■ Your objective: Line by line, reproduce the records exactly.
▬▬▬▬▬▬▬▬▬▬
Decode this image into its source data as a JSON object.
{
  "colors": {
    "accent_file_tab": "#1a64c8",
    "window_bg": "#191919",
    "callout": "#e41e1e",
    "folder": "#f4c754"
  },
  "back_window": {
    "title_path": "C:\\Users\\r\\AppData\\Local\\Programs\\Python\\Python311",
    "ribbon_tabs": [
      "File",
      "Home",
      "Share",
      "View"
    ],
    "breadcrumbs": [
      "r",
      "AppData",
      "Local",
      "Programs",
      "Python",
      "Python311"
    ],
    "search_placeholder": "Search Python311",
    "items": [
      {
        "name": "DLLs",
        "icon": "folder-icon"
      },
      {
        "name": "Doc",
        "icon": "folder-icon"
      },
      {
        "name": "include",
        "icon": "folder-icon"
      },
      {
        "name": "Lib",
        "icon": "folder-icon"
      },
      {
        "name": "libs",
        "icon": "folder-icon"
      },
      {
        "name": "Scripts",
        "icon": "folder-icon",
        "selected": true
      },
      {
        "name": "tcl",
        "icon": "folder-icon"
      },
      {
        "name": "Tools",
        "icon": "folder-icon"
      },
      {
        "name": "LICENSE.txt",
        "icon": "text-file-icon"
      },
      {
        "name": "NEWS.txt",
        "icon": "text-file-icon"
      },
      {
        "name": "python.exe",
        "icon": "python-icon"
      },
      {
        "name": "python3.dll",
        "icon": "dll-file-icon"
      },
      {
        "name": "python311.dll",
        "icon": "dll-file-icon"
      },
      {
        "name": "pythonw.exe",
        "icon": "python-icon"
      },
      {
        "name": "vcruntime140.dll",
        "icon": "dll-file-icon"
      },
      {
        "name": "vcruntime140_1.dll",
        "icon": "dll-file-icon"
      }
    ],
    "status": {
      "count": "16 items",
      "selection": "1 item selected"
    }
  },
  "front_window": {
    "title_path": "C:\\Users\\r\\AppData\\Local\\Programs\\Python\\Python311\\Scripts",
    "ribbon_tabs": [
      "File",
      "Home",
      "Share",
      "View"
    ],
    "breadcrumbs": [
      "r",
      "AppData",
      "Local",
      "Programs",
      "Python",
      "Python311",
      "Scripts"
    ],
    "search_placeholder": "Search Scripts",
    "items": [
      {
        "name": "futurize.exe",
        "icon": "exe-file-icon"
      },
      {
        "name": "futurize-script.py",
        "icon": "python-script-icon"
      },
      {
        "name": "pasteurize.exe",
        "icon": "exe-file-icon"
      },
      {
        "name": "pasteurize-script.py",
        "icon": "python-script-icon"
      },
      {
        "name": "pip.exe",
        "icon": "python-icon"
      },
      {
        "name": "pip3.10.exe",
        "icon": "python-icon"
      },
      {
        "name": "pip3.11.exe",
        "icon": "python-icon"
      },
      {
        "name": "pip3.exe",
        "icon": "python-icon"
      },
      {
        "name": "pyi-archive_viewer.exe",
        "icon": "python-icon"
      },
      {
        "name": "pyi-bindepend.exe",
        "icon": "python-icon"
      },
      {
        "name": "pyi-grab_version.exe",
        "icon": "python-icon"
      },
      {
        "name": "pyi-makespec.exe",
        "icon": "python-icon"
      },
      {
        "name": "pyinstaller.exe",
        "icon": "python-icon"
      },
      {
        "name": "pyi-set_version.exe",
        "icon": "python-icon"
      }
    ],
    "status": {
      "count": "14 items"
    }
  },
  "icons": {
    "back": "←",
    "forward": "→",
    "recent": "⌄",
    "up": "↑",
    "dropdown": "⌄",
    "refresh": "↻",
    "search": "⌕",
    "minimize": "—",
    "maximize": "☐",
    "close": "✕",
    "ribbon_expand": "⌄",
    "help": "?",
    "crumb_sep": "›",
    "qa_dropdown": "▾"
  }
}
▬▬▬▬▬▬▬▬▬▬
■ Result below:
Decode this image into its source data as a JSON object.
{
  "colors": {
    "accent_file_tab": "#1a64c8",
    "window_bg": "#191919",
    "callout": "#e41e1e",
    "folder": "#f4c754"
  },
  "back_window": {
    "title_path": "C:\\Users\\r\\AppData\\Local\\Programs\\Python\\Python311",
    "ribbon_tabs": [
      "File",
      "Home",
      "Share",
      "View"
    ],
    "breadcrumbs": [
      "r",
      "AppData",
      "Local",
      "Programs",
      "Python",
      "Python311"
    ],
    "search_placeholder": "Search Python311",
    "items": [
      {
        "name": "DLLs",
        "icon": "folder-icon"
      },
      {
        "name": "Doc",
        "icon": "folder-icon"
      },
      {
        "name": "include",
        "icon": "folder-icon"
      },
      {
        "name": "Lib",
        "icon": "folder-icon"
      },
      {
        "name": "libs",
        "icon": "folder-icon"
      },
      {
        "name": "Scripts",
        "icon": "folder-icon",
        "selected": true
      },
      {
        "name": "tcl",
        "icon": "folder-icon"
      },
      {
        "name": "Tools",
        "icon": "folder-icon"
      },
      {
        "name": "LICENSE.txt",
        "icon": "text-file-icon"
      },
      {
        "name": "NEWS.txt",
        "icon": "text-file-icon"
      },
      {
        "name": "python.exe",
        "icon": "python-icon"
      },
      {
        "name": "python3.dll",
        "icon": "dll-file-icon"
      },
      {
        "name": "python311.dll",
        "icon": "dll-file-icon"
      },
      {
        "name": "pythonw.exe",
        "icon": "python-icon"
      },
      {
        "name": "vcruntime140.dll",
        "icon": "dll-file-icon"
      },
      {
        "name": "vcruntime140_1.dll",
        "icon": "dll-file-icon"
      }
    ],
    "status": {
      "count": "16 items",
      "selection": "1 item selected"
    }
  },
  "front_window": {
    "title_path": "C:\\Users\\r\\AppData\\Local\\Programs\\Python\\Python311\\Scripts",
    "ribbon_tabs": [
      "File",
      "Home",
      "Share",
      "View"
    ],
    "breadcrumbs": [
      "r",
      "AppData",
      "Local",
      "Programs",
      "Python",
      "Python311",
      "Scripts"
    ],
    "search_placeholder": "Search Scripts",
    "items": [
      {
        "name": "futurize.exe",
        "icon": "exe-file-icon"
      },
      {
        "name": "futurize-script.py",
        "icon": "python-script-icon"
      },
      {
        "name": "pasteurize.exe",
        "icon": "exe-file-icon"
      },
      {
        "name": "pasteurize-script.py",
        "icon": "python-script-icon"
      },
      {
        "name": "pip.exe",
        "icon": "python-icon"
      },
      {
        "name": "pip3.10.exe",
        "icon": "python-icon"
      },
      {
        "name": "pip3.11.exe",
        "icon": "python-icon"
      },
      {
        "name": "pip3.exe",
        "icon": "python-icon"
      },
      {
        "name": "pyi-archive_viewer.exe",
        "icon": "python-icon"
      },
      {
        "name": "pyi-bindepend.exe",
        "icon": "python-icon"
      },
      {
        "name": "pyi-grab_version.exe",
        "icon": "python-icon"
      },
      {
        "name": "pyi-makespec.exe",
        "icon": "python-icon"
      },
      {
        "name": "pyinstaller.exe",
        "icon": "python-icon"
      },
      {
        "name": "pyi-set_version.exe",
        "icon": "python-icon"
      }
    ],
    "status": {
      "count": "14 items"
    }
  },
  "icons": {
    "back": "←",
    "forward": "→",
    "recent": "⌄",
    "up": "↑",
    "dropdown": "⌄",
    "refresh": "↻",
    "search": "⌕",
    "minimize": "—",
    "maximize": "☐",
    "close": "✕",
    "ribbon_expand": "⌄",
    "help": "?",
    "crumb_sep": "›",
    "qa_dropdown": "▾"
  }
}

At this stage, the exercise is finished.